Ms Radha Muthiah, Global Alliance for Clean Cookstoves, Chaired the session and noted that LP Gas was an excellent tool to help the African continent develop. She underscored that her organisation worked closely with the World LP Gas Association in its mission to save lives, improve livelihoods, empower women, and protect the environment by increasing access to clean cooking solutions. Mr Blaise Edja, Oryx, focused on LP Gas demand in Sub-Saharan Africa and how this represented an excellent growth opportunity for the future. He noted that the region was ready for big investments in LP Gas infrastructure and that companies like Oryx needed the support of organisations like WLPGA to make sure the right national policies are in place to encourage that investment. Mr Hamoumi Tawfiq, Afriquia Gaz, gave an overview of the situation in the Moroccan market and the challenges it faces as it tries to reform the subsidy regime so that it costs the state less and benefits the segments of the population who need it most. Mr Kevin Robertson, LP Gas Safety Association of South Africa, discussed the new infrastructure projects in South Africa that are set to provide a platform for market growth. He also noted that these developments could have ramifications beyond the borders of South Africa throughout the Southern African region. Mr Nasr Elhussein, Nile Petroleum, focused on the opportunities that exist in East Africa and used the success of Nile Petroleum in Sudan as an example of how growth could occur throughout the region. He pointed out that East Africa is a large region geographically with high reliance on biomass and kerosene and facing accelerated deforestation. Mr Renzo Bee, Global Cylinder Network, discussed the importance of the cylinder market model to stimulate growth in the African context. He noted that WLPGA had recently completed a set of Guidelines for early stage markets through its Global Cylinder Network that outlined the best distribution model for countries to encourage investment in cylinders and grow their industries in a safe and disciplined way.

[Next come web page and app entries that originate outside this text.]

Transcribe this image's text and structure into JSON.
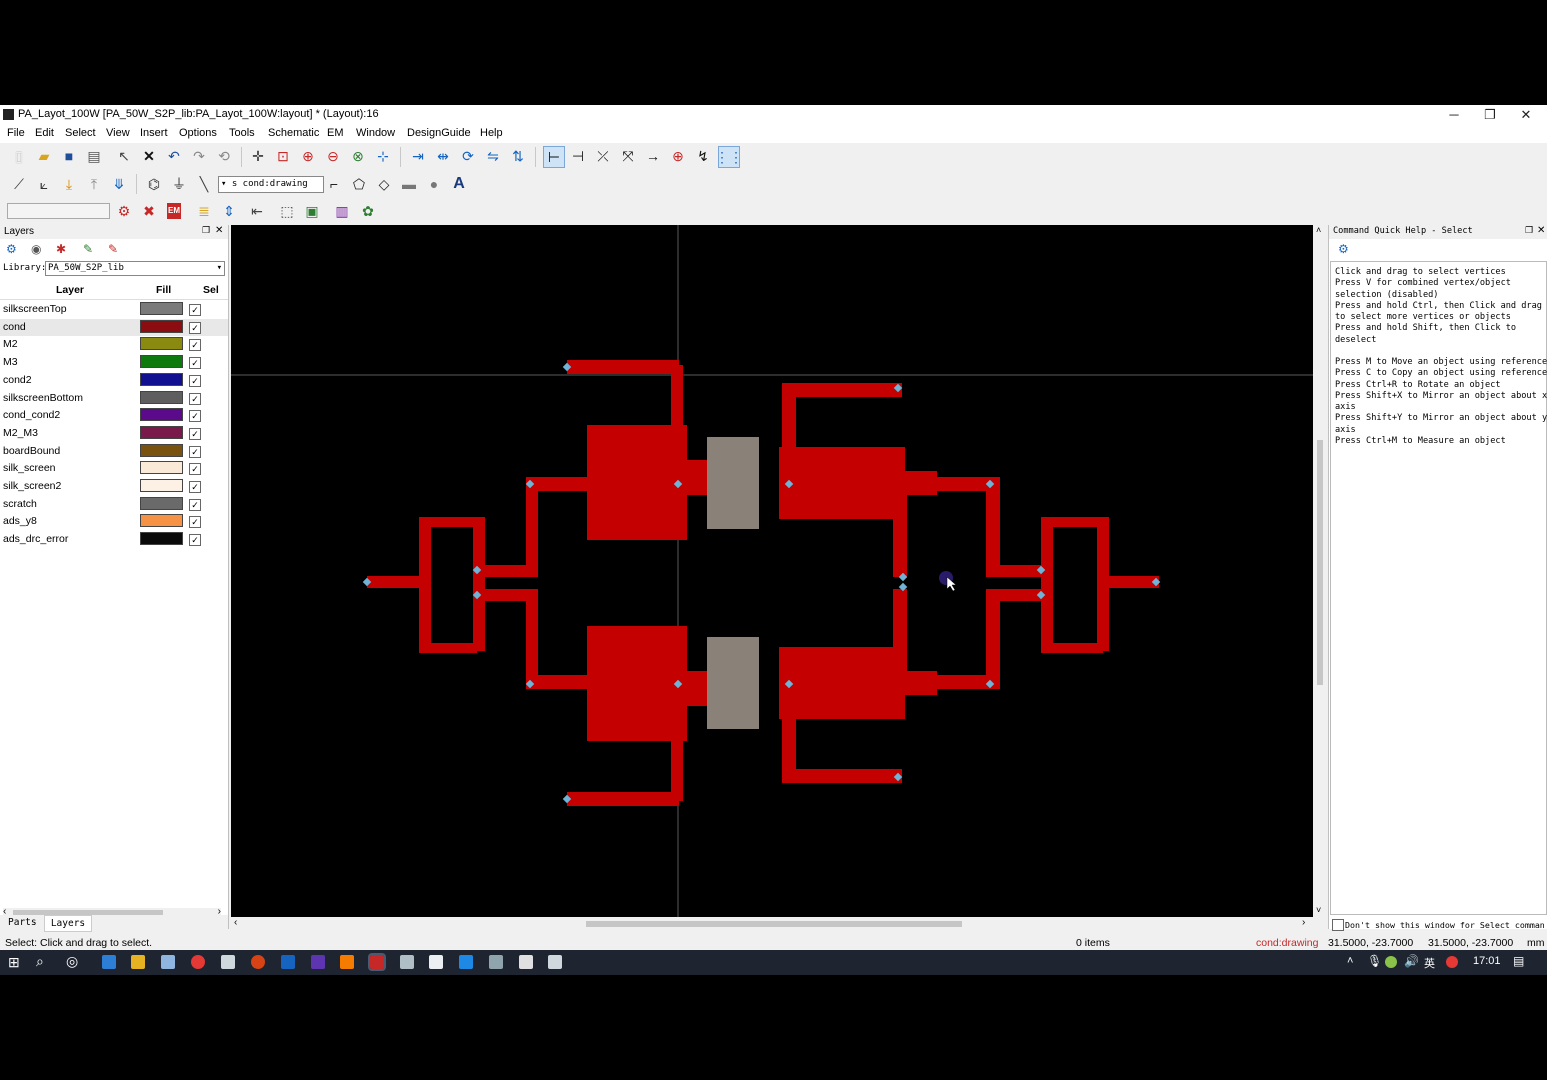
{
  "window": {
    "title": "PA_Layot_100W [PA_50W_S2P_lib:PA_Layot_100W:layout] * (Layout):16",
    "minimize": "─",
    "maximize": "❐",
    "close": "✕"
  },
  "menu": [
    "File",
    "Edit",
    "Select",
    "View",
    "Insert",
    "Options",
    "Tools",
    "Schematic",
    "EM",
    "Window",
    "DesignGuide",
    "Help"
  ],
  "toolbar": {
    "layer_combo": "▾ s cond:drawing",
    "em_label": "EM"
  },
  "layers_panel": {
    "title": "Layers",
    "library_label": "Library:",
    "library_value": "PA_50W_S2P_lib",
    "col_layer": "Layer",
    "col_fill": "Fill",
    "col_sel": "Sel",
    "tab_parts": "Parts",
    "tab_layers": "Layers",
    "rows": [
      {
        "name": "silkscreenTop",
        "color": "#7a7a7a",
        "sel": "✓"
      },
      {
        "name": "cond",
        "color": "#8b0d12",
        "sel": "✓"
      },
      {
        "name": "M2",
        "color": "#8a8a10",
        "sel": "✓"
      },
      {
        "name": "M3",
        "color": "#0e7a0e",
        "sel": "✓"
      },
      {
        "name": "cond2",
        "color": "#101090",
        "sel": "✓"
      },
      {
        "name": "silkscreenBottom",
        "color": "#5e5e5e",
        "sel": "✓"
      },
      {
        "name": "cond_cond2",
        "color": "#5a0a8a",
        "sel": "✓"
      },
      {
        "name": "M2_M3",
        "color": "#7a1a4a",
        "sel": "✓"
      },
      {
        "name": "boardBound",
        "color": "#7a5210",
        "sel": "✓"
      },
      {
        "name": "silk_screen",
        "color": "#fbe9d8",
        "sel": "✓"
      },
      {
        "name": "silk_screen2",
        "color": "#fdf0e4",
        "sel": "✓"
      },
      {
        "name": "scratch",
        "color": "#6a6a6a",
        "sel": "✓"
      },
      {
        "name": "ads_y8",
        "color": "#f59246",
        "sel": "✓"
      },
      {
        "name": "ads_drc_error",
        "color": "#0a0a0a",
        "sel": "✓"
      }
    ]
  },
  "help_panel": {
    "title": "Command Quick Help - Select",
    "lines": [
      "Click and drag to select vertices",
      "Press V for combined vertex/object",
      "selection (disabled)",
      "Press and hold Ctrl, then Click and drag",
      "to select more vertices or objects",
      "Press and hold Shift, then Click to",
      "deselect",
      "",
      "Press M to Move an object using reference",
      "Press C to Copy an object using reference",
      "Press Ctrl+R to Rotate an object",
      "Press Shift+X to Mirror an object about x-",
      "axis",
      "Press Shift+Y to Mirror an object about y-",
      "axis",
      "Press Ctrl+M to Measure an object"
    ],
    "dont_show": "Don't show this window for Select comman"
  },
  "status": {
    "message": "Select: Click and drag to select.",
    "items": "0 items",
    "layer": "cond:drawing",
    "coord1": "31.5000, -23.7000",
    "coord2": "31.5000, -23.7000",
    "unit": "mm"
  },
  "taskbar": {
    "time": "17:01",
    "ime": "英"
  },
  "colors": {
    "trace": "#c40000",
    "component": "#8a8179",
    "pin": "#6fb3d6"
  }
}
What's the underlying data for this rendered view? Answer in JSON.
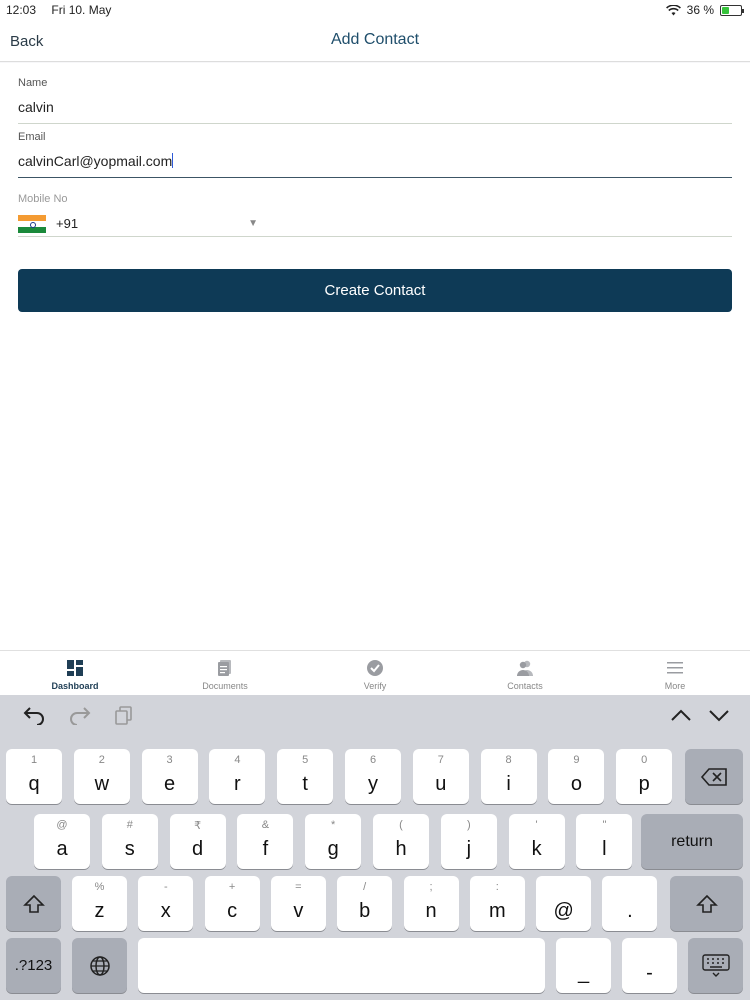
{
  "status_bar": {
    "time": "12:03",
    "date": "Fri 10. May",
    "battery": "36 %"
  },
  "nav": {
    "back_label": "Back",
    "title": "Add Contact"
  },
  "form": {
    "name_label": "Name",
    "name_value": "calvin",
    "email_label": "Email",
    "email_value": "calvinCarl@yopmail.com",
    "mobile_label": "Mobile No",
    "country_code": "+91",
    "create_label": "Create Contact"
  },
  "tabs": [
    {
      "label": "Dashboard",
      "icon": "dashboard-icon"
    },
    {
      "label": "Documents",
      "icon": "documents-icon"
    },
    {
      "label": "Verify",
      "icon": "verify-icon"
    },
    {
      "label": "Contacts",
      "icon": "contacts-icon"
    },
    {
      "label": "More",
      "icon": "menu-icon"
    }
  ],
  "keyboard": {
    "row1": [
      {
        "k": "q",
        "h": "1"
      },
      {
        "k": "w",
        "h": "2"
      },
      {
        "k": "e",
        "h": "3"
      },
      {
        "k": "r",
        "h": "4"
      },
      {
        "k": "t",
        "h": "5"
      },
      {
        "k": "y",
        "h": "6"
      },
      {
        "k": "u",
        "h": "7"
      },
      {
        "k": "i",
        "h": "8"
      },
      {
        "k": "o",
        "h": "9"
      },
      {
        "k": "p",
        "h": "0"
      }
    ],
    "row2": [
      {
        "k": "a",
        "h": "@"
      },
      {
        "k": "s",
        "h": "#"
      },
      {
        "k": "d",
        "h": "₹"
      },
      {
        "k": "f",
        "h": "&"
      },
      {
        "k": "g",
        "h": "*"
      },
      {
        "k": "h",
        "h": "("
      },
      {
        "k": "j",
        "h": ")"
      },
      {
        "k": "k",
        "h": "'"
      },
      {
        "k": "l",
        "h": "\""
      }
    ],
    "row3": [
      {
        "k": "z",
        "h": "%"
      },
      {
        "k": "x",
        "h": "-"
      },
      {
        "k": "c",
        "h": "+"
      },
      {
        "k": "v",
        "h": "="
      },
      {
        "k": "b",
        "h": "/"
      },
      {
        "k": "n",
        "h": ";"
      },
      {
        "k": "m",
        "h": ":"
      },
      {
        "k": "@",
        "h": ""
      },
      {
        "k": ".",
        "h": ""
      }
    ],
    "return_label": "return",
    "numbers_label": ".?123",
    "underscore": "_",
    "dash": "-"
  }
}
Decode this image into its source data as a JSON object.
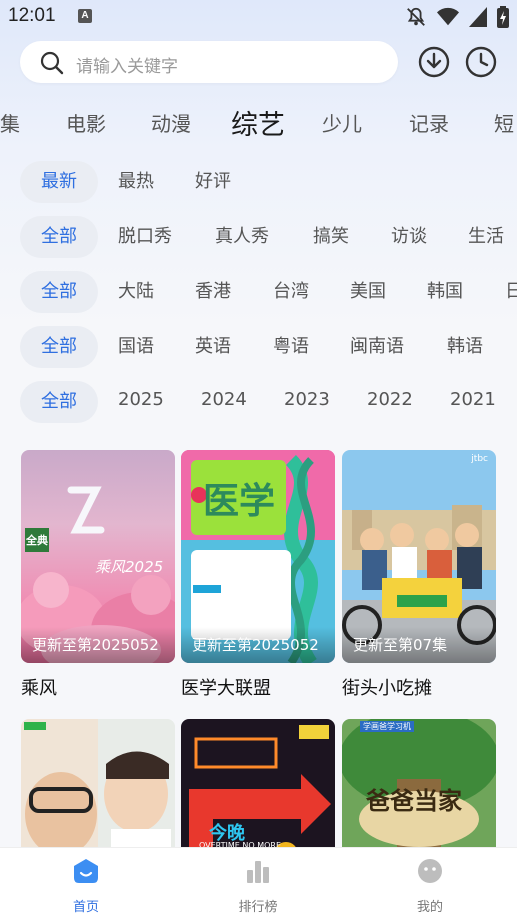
{
  "status_bar": {
    "time": "12:01",
    "notification_badge": "A"
  },
  "search": {
    "placeholder": "请输入关键字"
  },
  "categories": [
    "集",
    "电影",
    "动漫",
    "综艺",
    "少儿",
    "记录",
    "短"
  ],
  "active_category": "综艺",
  "filters": {
    "sort": [
      "最新",
      "最热",
      "好评"
    ],
    "genre": [
      "全部",
      "脱口秀",
      "真人秀",
      "搞笑",
      "访谈",
      "生活"
    ],
    "region": [
      "全部",
      "大陆",
      "香港",
      "台湾",
      "美国",
      "韩国",
      "日"
    ],
    "language": [
      "全部",
      "国语",
      "英语",
      "粤语",
      "闽南语",
      "韩语"
    ],
    "year": [
      "全部",
      "2025",
      "2024",
      "2023",
      "2022",
      "2021"
    ]
  },
  "cards": [
    {
      "title": "乘风",
      "badge": "更新至第2025052",
      "poster_text": "乘风2025",
      "poster_tag": "全典"
    },
    {
      "title": "医学大联盟",
      "badge": "更新至第2025052",
      "poster_text": "医学",
      "poster_tag": ""
    },
    {
      "title": "街头小吃摊",
      "badge": "更新至第07集",
      "poster_text": "jtbc",
      "poster_tag": ""
    },
    {
      "title": "",
      "badge": "",
      "poster_text": "",
      "poster_tag": ""
    },
    {
      "title": "",
      "badge": "",
      "poster_text": "OVERTIME NO MORE",
      "poster_tag": "今晚"
    },
    {
      "title": "",
      "badge": "",
      "poster_text": "爸爸当家",
      "poster_tag": "学画爸学习机"
    }
  ],
  "bottom_nav": [
    {
      "label": "首页",
      "icon": "home-icon",
      "active": true
    },
    {
      "label": "排行榜",
      "icon": "chart-icon",
      "active": false
    },
    {
      "label": "我的",
      "icon": "profile-icon",
      "active": false
    }
  ],
  "colors": {
    "accent": "#2f6fe0",
    "chip_bg": "#eaedf3",
    "background": "#f6f7fa"
  }
}
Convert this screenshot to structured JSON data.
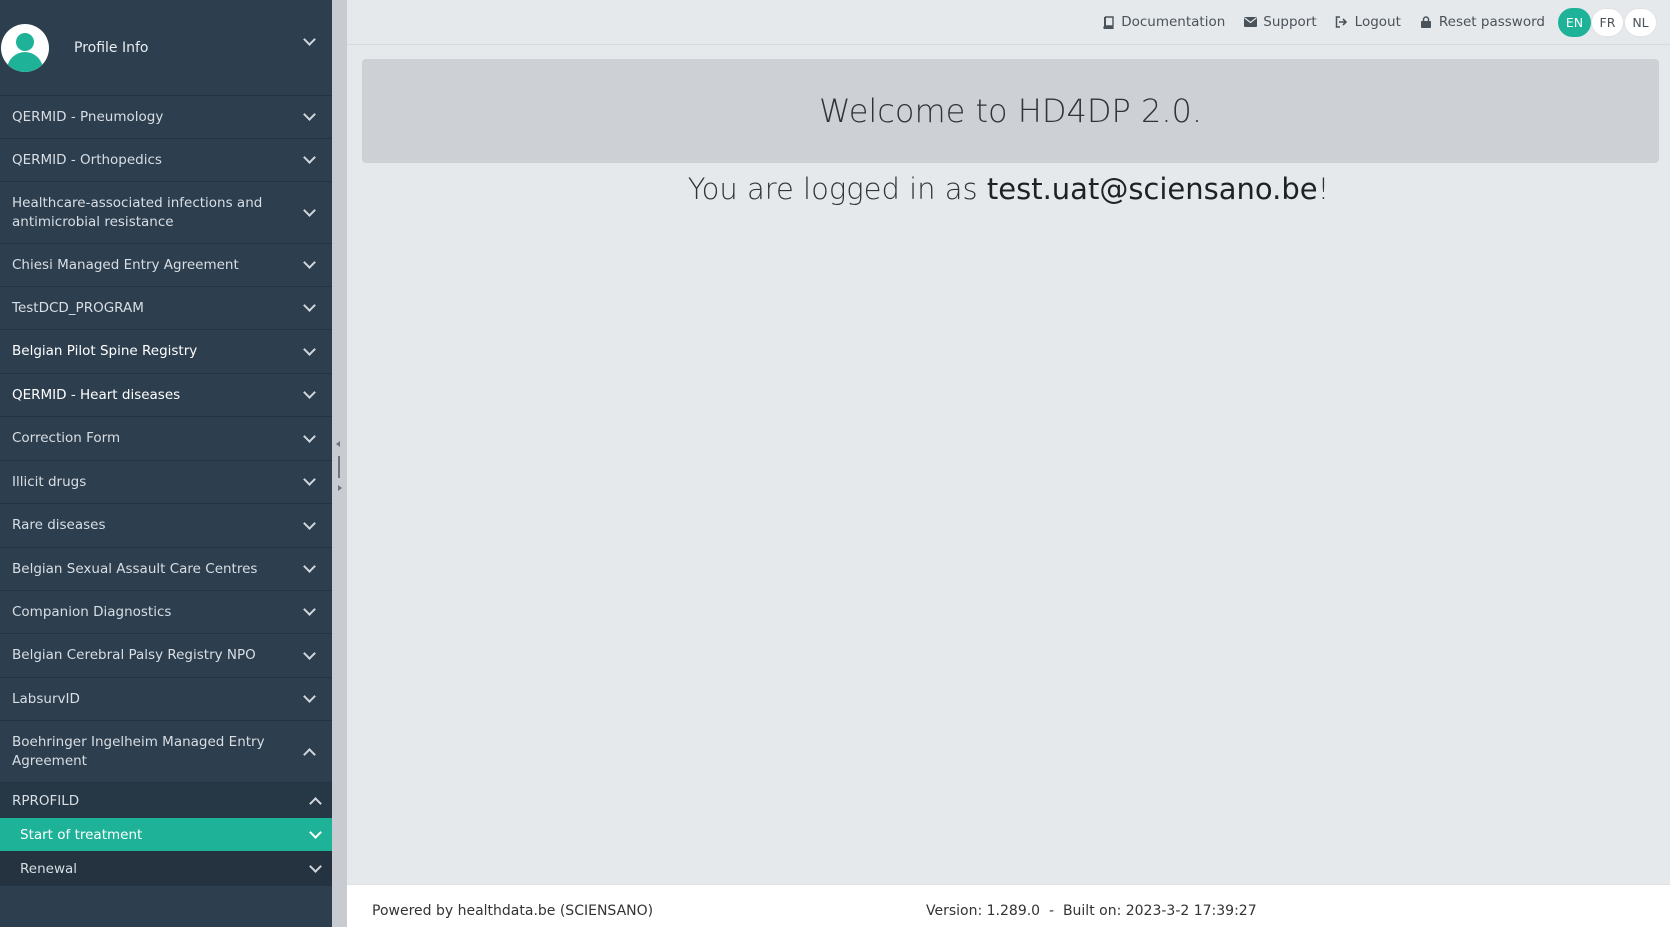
{
  "sidebar": {
    "profile_label": "Profile Info",
    "items": [
      {
        "label": "QERMID - Pneumology"
      },
      {
        "label": "QERMID - Orthopedics"
      },
      {
        "label": "Healthcare-associated infections and antimicrobial resistance"
      },
      {
        "label": "Chiesi Managed Entry Agreement"
      },
      {
        "label": "TestDCD_PROGRAM"
      },
      {
        "label": "Belgian Pilot Spine Registry"
      },
      {
        "label": "QERMID - Heart diseases"
      },
      {
        "label": "Correction Form"
      },
      {
        "label": "Illicit drugs"
      },
      {
        "label": "Rare diseases"
      },
      {
        "label": "Belgian Sexual Assault Care Centres"
      },
      {
        "label": "Companion Diagnostics"
      },
      {
        "label": "Belgian Cerebral Palsy Registry NPO"
      },
      {
        "label": "LabsurvID"
      },
      {
        "label": "Boehringer Ingelheim Managed Entry Agreement"
      }
    ],
    "sub_group": {
      "label": "RPROFILD",
      "children": [
        {
          "label": "Start of treatment"
        },
        {
          "label": "Renewal"
        }
      ]
    }
  },
  "topbar": {
    "documentation": "Documentation",
    "support": "Support",
    "logout": "Logout",
    "reset_password": "Reset password",
    "languages": [
      "EN",
      "FR",
      "NL"
    ],
    "active_language": "EN"
  },
  "main": {
    "welcome": "Welcome to HD4DP 2.0.",
    "logged_prefix": "You are logged in as",
    "user": "test.uat@sciensano.be",
    "logged_suffix": "!"
  },
  "footer": {
    "powered_by": "Powered by healthdata.be (SCIENSANO)",
    "version": "Version: 1.289.0  -  Built on: 2023-3-2 17:39:27"
  },
  "colors": {
    "sidebar_bg": "#2d3e4e",
    "accent": "#1eb399",
    "content_bg": "#e6e9ec",
    "welcome_bg": "#cdd1d5"
  }
}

Making a World of Difference!

The final session of the Forum united a fascinating group of panellists who each demonstrated how LP Gas is used – and indeed can be a life-saver – in often extreme circumstances and on an array of scales. Chaired by Mr Jamal Gore from Carbon Clear Ltd, who gave an overview of the LP Gas conversation programme supported by his company in Sudan bringing low smoke cookstoves to families in Darfur. Mr Abhay Nath Jha, Indian Oil Corporation, showed how maintaining uninterrupted LP Gas distribution during the recent flood disaster in U’Khand ensured continued fuel for thousands of victims thus saving lives in very tragic circumstances.  At the other end of the scale British explorer Mr Nick Hancock demonstrated why LP Gas is his fuel of choice for remote solo expeditions. Turning to the UK, Mr Rob Shuttleworth, UKLPG explained how a new report is targeting carbon reduction in off-grid Britain and how LP Gas is factoring in this process. Ms Christina Espinosa, Gentegas showed how her company has a mission to bring LP Gas to families in Guatemala via a unique business model giving access to clean burning stoves and fuels to families in Guatemala. On a much larger scale, Mr Taryono, Pertamina gave an overview of the kerosene to LP Gas conversion programme undertaken in Indonesia covering some 316 cities and converting literally millions of people. Finally, a look at LP Gas in the marine world and Captain Bernardo Herzer of Lehr Inc showed how the many benefits of LP Gas make it the choice for marine companies, specifically when  helping reducing sulphur levels and that with over 12 million registered vessels in the US alone this represents a significant opportunity for the industry.